In 1887, businessman and trustee George Crouse contributed half the cost for "the finest gymnasium west of the Alleghenies." Cereal magnate Ferdinand Schumacher contributed to the Crouse gymnasium and, not coincidentally, provided free flour and cereal to College students. In 1893, both men joined John F. Eddy to give a significant amount for a science facility, later to become Olin Hall.
Scholarships, prizes, endowed chairs, and professorships have been important to the University since its beginning. John Purdue, founder of Purdue University, initiated an annual scholarship in the 1870s. In 1872, Mrs. George Messenger established the first endowed chair, the Professorship of Mental and Moral Philosophy, in memory of her husband. In 1875, Mrs. Chloe Pierce created the Pierce Professorship to honor her late husband, an early College benefactor. Early academic awards included the Ashton Prize in Oratory, created with a gift from Oliver Ashton in 1887.
By the 1890s, endowed chairs were an accepted part of Buchtel College, thanks to such benefactors as Henry Ainsworth of Lodi, Ohio, who funded a professorship in mathematics; Reverend William Ryder of Chicago, who began one in elocution and rhetoric; and Reverend Andrew Wilson, who began one in theology. The list of other early benefactors reads like a "Who's Who" of turn-of-the-century Akron.
Even as the 19th century drew to a close, John R. Buchtel continued his support, eventually willing all he had, upon his death, to the college he loved. He gave nearly $500,000 to Buchtel College during his lifetime, a sum that would equal nearly $9 million today.
Although Buchtel College's first 20 years were academically successful by most standards, the College's start-up costs exceeded its revenue. Debt was the norm, made worse by the brutal depression that rocked the United States in 1893. In Akron, the farm machinery industry became a casualty, sending the city into a downward economic spiral.
Buchtel College suffered through it with austere spending measures and by suspending construction of a planned Academy building. Adding to the school's financial woes was a disastrous 1899 fire that claimed the original College building, "Old Buchtel."
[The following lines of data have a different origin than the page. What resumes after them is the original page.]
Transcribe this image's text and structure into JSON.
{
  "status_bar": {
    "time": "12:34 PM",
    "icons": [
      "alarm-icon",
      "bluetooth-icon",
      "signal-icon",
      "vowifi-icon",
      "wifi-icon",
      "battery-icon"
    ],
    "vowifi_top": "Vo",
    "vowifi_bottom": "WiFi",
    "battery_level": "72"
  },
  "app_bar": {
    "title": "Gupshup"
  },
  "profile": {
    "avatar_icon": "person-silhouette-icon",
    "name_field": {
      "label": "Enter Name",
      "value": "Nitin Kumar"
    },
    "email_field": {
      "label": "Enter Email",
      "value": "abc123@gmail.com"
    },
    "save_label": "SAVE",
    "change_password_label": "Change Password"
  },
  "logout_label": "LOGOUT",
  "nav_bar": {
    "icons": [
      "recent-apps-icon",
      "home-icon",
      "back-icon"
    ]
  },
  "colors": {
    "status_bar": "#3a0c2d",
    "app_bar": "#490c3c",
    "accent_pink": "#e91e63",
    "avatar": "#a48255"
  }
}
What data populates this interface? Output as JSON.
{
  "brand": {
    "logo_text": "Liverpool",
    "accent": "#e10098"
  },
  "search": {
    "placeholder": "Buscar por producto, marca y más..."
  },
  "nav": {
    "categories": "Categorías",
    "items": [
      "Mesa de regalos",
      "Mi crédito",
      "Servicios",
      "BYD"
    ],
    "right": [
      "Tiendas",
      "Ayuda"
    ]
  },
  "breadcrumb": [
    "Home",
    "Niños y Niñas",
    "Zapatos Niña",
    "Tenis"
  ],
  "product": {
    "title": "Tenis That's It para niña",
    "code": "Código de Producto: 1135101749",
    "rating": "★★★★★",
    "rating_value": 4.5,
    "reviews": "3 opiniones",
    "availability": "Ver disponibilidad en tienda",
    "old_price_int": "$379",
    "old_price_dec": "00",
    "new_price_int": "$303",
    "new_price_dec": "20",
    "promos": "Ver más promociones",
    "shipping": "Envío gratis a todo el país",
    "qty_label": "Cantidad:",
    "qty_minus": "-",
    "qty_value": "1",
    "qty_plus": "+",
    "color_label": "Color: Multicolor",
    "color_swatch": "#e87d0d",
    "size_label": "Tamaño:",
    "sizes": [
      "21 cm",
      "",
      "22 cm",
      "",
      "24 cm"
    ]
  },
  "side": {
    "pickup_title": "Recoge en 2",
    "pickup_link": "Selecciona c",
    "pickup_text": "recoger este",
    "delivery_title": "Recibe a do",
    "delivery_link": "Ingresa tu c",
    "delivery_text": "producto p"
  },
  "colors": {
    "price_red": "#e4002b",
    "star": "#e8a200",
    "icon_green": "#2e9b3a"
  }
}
The dawn of the new century did not diminish philanthropic support for the College, however. In 1904, William Pitt Curtis of Wadsworth, Ohio, provided major funds for a women's dormitory, and in 1905 Andrew Carnegie announced a challenge grant that resulted in construction of the Knight Chemical Laboratory, named for Dr. Charles S. Knight, founder of the University's Chemistry Department.
A strong advocate of applied science, Knight developed and taught the nation's first rubber chemistry course in response to the needs of the fledgling Akron rubber industry. His academic enterprise, along with the College's trustees and friends, helped establish the school's strong relationship with the industry — a linkage that became the cornerstone for the pre-eminence in science and technology the University enjoys to this day.
During Buchtel College's first 40 years, John Buchtel had been its only truly major benefactor. Others had been very generous but not to the same extent. The Universalists, while "utterly sincere" in their desire for a first-rate college, had never been able to provide a great deal of financial support. The College's ties to the church were formally broken in 1907, when the College decided to participate in the Carnegie Foundation's teacher pension plan, which was not available to sectarian institutions.
The school's chronic financial squeeze continued, however, and was felt in 1908 when the Ohio College Association adopted a requirement that member institutions have endowments of at least $200,000. Because Buchtel College had only half that amount, President Augustus Church launched a plan to raise the endowment to $300,000 by year-end. After a very strenuous campaign, 1,700 people had pledged only $98,000, with the most generous gifts coming from rubber industry entrepreneurs.